WHAT TO DO> All of the data below should be printed again exactly, pictures excluded.

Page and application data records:
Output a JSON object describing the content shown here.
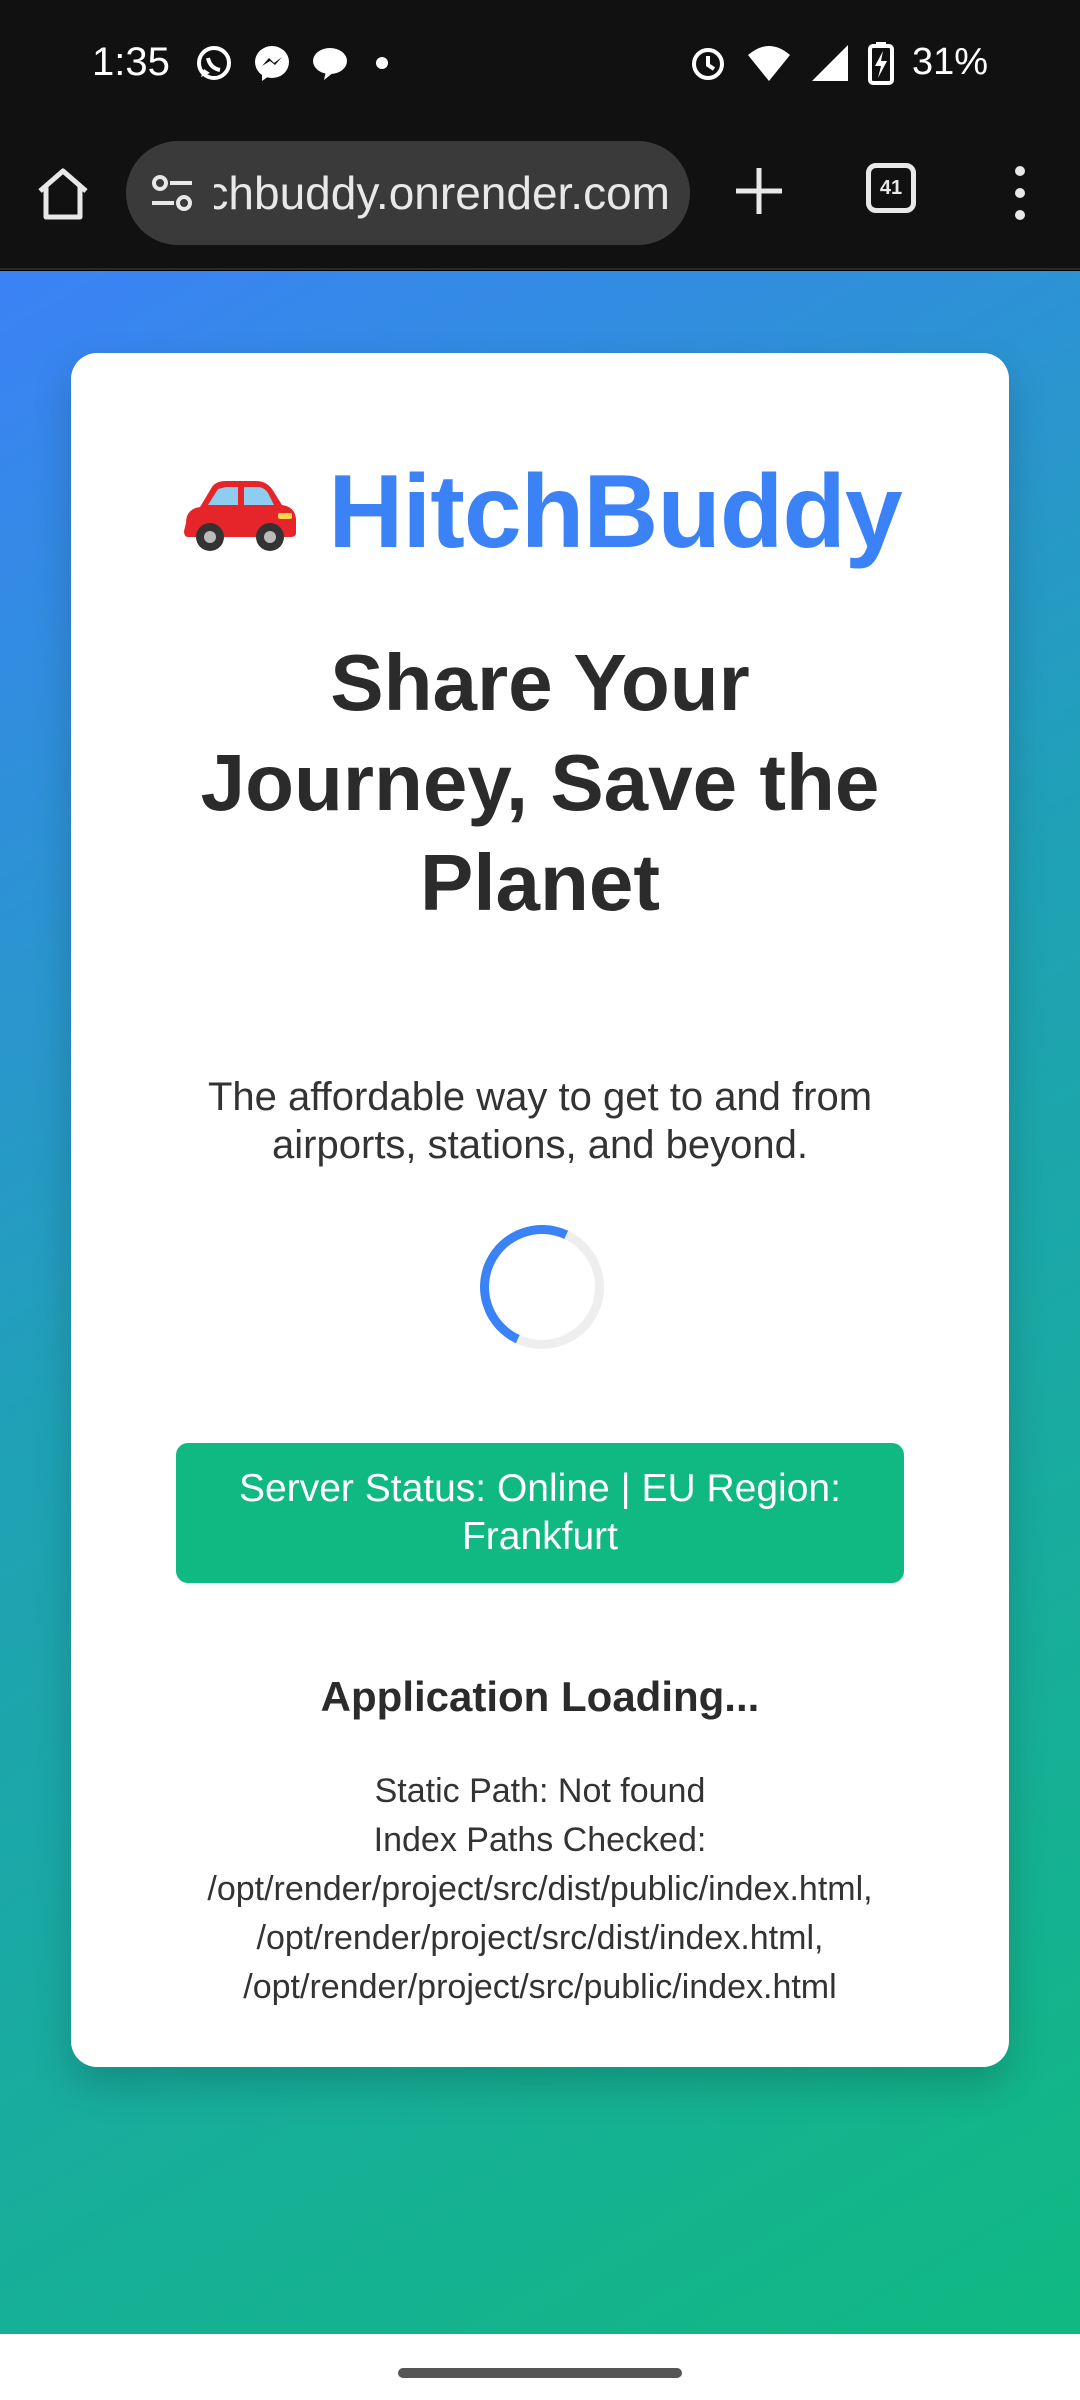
{
  "status_bar": {
    "time": "1:35",
    "battery": "31%",
    "left_icons": [
      "whatsapp-icon",
      "messenger-icon",
      "chat-icon",
      "dot-icon"
    ],
    "right_icons": [
      "alarm-icon",
      "wifi-icon",
      "signal-icon",
      "battery-charging-icon"
    ]
  },
  "browser": {
    "url": "hitchbuddy.onrender.com",
    "tab_count": "41"
  },
  "app": {
    "logo_text": "HitchBuddy",
    "headline": "Share Your Journey, Save the Planet",
    "subtext": "The affordable way to get to and from airports, stations, and beyond.",
    "server_status": "Server Status: Online | EU Region: Frankfurt",
    "loading_title": "Application Loading...",
    "static_path": "Static Path: Not found",
    "index_label": "Index Paths Checked:",
    "index_paths": "/opt/render/project/src/dist/public/index.html, /opt/render/project/src/dist/index.html, /opt/render/project/src/public/index.html"
  },
  "colors": {
    "brand_blue": "#3b82f6",
    "status_green": "#10b981",
    "gradient_start": "#3b82f6",
    "gradient_end": "#10b981"
  }
}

TASK ANSWER>
Output a JSON object describing the content shown here.
{
  "status_bar": {
    "time": "1:35",
    "battery": "31%",
    "left_icons": [
      "whatsapp-icon",
      "messenger-icon",
      "chat-icon",
      "dot-icon"
    ],
    "right_icons": [
      "alarm-icon",
      "wifi-icon",
      "signal-icon",
      "battery-charging-icon"
    ]
  },
  "browser": {
    "url": "hitchbuddy.onrender.com",
    "tab_count": "41"
  },
  "app": {
    "logo_text": "HitchBuddy",
    "headline": "Share Your Journey, Save the Planet",
    "subtext": "The affordable way to get to and from airports, stations, and beyond.",
    "server_status": "Server Status: Online | EU Region: Frankfurt",
    "loading_title": "Application Loading...",
    "static_path": "Static Path: Not found",
    "index_label": "Index Paths Checked:",
    "index_paths": "/opt/render/project/src/dist/public/index.html, /opt/render/project/src/dist/index.html, /opt/render/project/src/public/index.html"
  },
  "colors": {
    "brand_blue": "#3b82f6",
    "status_green": "#10b981",
    "gradient_start": "#3b82f6",
    "gradient_end": "#10b981"
  }
}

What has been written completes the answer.